Tshwane bio-energy facility
The need for incorporating environmental considerations into business thinking
is becoming increasingly important, not only in developed countries, but also in
South Africa. The proposed South African carbon tax is intended to come into
effect in June 2019 and will cover a range of greenhouse gases including carbon
dioxide, methane, nitrous oxide, per-fluorocarbons, hydro-fluorocarbons and
sulphur hexafluoride. Petroleum fuels will be taxed at source, which will affect
the retail price. Besides the punitive measures such as the carbon tax, there
are also sustainable energy-linked tax incentives such as the Income Tax Act
Section 12B (Deduction in the production of renewable energy) and Section 12l
(Energy efficiency savings) These taxes and incentives will increasingly impact

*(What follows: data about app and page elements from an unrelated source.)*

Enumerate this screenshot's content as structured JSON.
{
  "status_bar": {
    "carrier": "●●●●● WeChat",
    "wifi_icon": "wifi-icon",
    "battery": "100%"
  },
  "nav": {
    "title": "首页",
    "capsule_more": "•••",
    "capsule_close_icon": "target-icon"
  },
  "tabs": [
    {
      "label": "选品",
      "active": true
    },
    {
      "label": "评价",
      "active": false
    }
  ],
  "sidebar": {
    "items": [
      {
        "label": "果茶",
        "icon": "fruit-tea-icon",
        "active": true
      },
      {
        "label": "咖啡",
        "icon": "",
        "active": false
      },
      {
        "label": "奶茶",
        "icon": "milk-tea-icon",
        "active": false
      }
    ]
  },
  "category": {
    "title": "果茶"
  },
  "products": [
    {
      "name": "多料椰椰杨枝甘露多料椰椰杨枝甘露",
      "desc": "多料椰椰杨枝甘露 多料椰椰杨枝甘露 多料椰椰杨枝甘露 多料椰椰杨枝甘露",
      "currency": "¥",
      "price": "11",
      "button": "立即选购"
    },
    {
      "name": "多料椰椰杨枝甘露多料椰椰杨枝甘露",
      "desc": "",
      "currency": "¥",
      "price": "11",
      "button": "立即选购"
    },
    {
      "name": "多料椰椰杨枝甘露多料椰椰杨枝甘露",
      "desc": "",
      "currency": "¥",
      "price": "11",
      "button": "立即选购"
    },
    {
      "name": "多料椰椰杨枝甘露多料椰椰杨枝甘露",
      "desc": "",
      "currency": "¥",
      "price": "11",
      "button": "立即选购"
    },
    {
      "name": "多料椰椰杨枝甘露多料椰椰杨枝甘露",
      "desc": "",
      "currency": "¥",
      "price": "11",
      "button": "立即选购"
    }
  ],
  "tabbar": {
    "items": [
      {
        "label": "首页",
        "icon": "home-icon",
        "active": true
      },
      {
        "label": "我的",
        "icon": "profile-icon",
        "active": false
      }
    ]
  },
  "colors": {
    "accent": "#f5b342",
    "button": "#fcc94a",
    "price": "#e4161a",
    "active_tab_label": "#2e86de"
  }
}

businesses as will the need to report on lifecycle environmental impacts.
The Tshwane Economic Development Agency (TEDA) is keen to play a leading role in promoting green economic development in the City of Tshwane (CoT). This is in line with the City’s Green Economy Strategic Framework. TEDA proposed to establish Tshwane bioenergy facility at Region 3, Daspoort Waste Water Treatment Works (WWTW). TEDA has completed high-level feasibility study of the proposed project.
The facility will use waste from the Tshwane Fresh Produce Market (TFPM) and the Daspoort WWTW sewage sludge to produce biomethane gas through anaerobic digestion process. The gas will be purified to supply the Transport Rapid Transit (TRT) compressed natural gas (CNG) buses that operate from the neighbouring Bel Ombre bus depot. The facility will also produce carbon dioxide (CO2) and manure. The CO2 could be sold to various interested parties in the industry subject to contractual arrangement. The manure may be sold to the farming and gardening community in Tshwane.
The delivery mechanism envisaged for the project is public-private partnerships
(PPP).The project is at project planning phase as guided by TEDA – PPM
Project Management Framework. The next phase of the project is to conduct pilot
before full commercialisation. The aim of the pilot “to troubleshoot process
biochemistry in the face of variable feedstock composition”, to understand the
nature and composition of the feedstock availability as a result of seasonal
variability at TFPM. This will be followed by PPP feasibility study of the
The project is estimated at R322 million. This exclude the Pilot project estimated at R30 million over 18 months. The impact of the project is the gross value add (GVA) R170 million per annum, with estimated job creation of 12 people during pilot and 7 permanent during operation.